Records from a data collection:
== Segment start ==
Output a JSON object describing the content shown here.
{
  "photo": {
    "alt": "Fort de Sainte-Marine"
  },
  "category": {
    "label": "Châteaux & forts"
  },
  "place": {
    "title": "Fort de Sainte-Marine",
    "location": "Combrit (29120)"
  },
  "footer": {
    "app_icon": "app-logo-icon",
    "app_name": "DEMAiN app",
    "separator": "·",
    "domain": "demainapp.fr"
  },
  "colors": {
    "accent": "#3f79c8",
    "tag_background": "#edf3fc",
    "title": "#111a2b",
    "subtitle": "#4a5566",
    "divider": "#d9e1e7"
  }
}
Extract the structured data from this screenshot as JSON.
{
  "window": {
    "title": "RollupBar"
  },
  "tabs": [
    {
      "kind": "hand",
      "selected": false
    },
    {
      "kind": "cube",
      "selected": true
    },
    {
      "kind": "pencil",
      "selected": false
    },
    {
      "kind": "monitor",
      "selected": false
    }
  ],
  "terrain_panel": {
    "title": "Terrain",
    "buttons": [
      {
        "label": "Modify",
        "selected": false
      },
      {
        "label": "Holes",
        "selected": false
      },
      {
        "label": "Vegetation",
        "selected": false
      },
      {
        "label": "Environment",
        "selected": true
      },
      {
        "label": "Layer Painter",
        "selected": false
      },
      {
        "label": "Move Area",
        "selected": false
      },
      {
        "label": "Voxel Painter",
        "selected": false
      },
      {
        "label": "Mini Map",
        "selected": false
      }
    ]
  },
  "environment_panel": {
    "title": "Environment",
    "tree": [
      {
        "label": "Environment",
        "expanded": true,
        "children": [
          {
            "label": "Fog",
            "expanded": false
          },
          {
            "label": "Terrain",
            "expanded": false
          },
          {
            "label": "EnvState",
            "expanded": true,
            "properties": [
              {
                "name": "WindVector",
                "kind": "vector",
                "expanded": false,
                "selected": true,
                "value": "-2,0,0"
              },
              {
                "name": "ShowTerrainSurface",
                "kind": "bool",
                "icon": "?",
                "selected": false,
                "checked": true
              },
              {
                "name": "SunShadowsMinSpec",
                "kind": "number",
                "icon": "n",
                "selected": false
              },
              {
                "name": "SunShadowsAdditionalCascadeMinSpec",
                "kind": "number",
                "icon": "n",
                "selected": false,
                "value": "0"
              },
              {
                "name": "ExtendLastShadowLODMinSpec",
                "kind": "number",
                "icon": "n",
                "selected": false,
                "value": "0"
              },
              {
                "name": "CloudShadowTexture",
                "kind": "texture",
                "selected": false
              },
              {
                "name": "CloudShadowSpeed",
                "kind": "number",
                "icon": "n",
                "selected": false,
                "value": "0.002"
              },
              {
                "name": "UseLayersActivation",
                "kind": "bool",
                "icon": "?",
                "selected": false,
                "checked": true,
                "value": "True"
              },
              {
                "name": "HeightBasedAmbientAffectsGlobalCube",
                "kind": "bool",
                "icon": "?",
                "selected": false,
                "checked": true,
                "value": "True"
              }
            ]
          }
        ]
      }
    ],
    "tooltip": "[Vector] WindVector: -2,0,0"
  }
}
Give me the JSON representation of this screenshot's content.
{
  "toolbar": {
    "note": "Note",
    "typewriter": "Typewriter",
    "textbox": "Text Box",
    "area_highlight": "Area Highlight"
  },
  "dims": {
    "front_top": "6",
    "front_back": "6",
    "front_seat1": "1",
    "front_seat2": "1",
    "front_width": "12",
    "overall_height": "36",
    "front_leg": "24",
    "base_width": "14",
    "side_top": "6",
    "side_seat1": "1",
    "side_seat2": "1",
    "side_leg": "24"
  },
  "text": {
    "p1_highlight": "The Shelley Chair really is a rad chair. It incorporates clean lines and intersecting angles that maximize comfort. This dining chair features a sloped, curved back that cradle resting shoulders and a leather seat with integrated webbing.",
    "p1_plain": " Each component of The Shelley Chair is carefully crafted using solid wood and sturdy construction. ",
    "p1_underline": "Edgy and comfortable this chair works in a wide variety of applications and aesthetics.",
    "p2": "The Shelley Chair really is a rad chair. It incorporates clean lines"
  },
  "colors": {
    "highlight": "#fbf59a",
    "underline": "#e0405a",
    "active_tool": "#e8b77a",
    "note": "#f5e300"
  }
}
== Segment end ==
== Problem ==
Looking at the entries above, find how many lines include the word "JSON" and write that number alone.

== Exercise output ==
3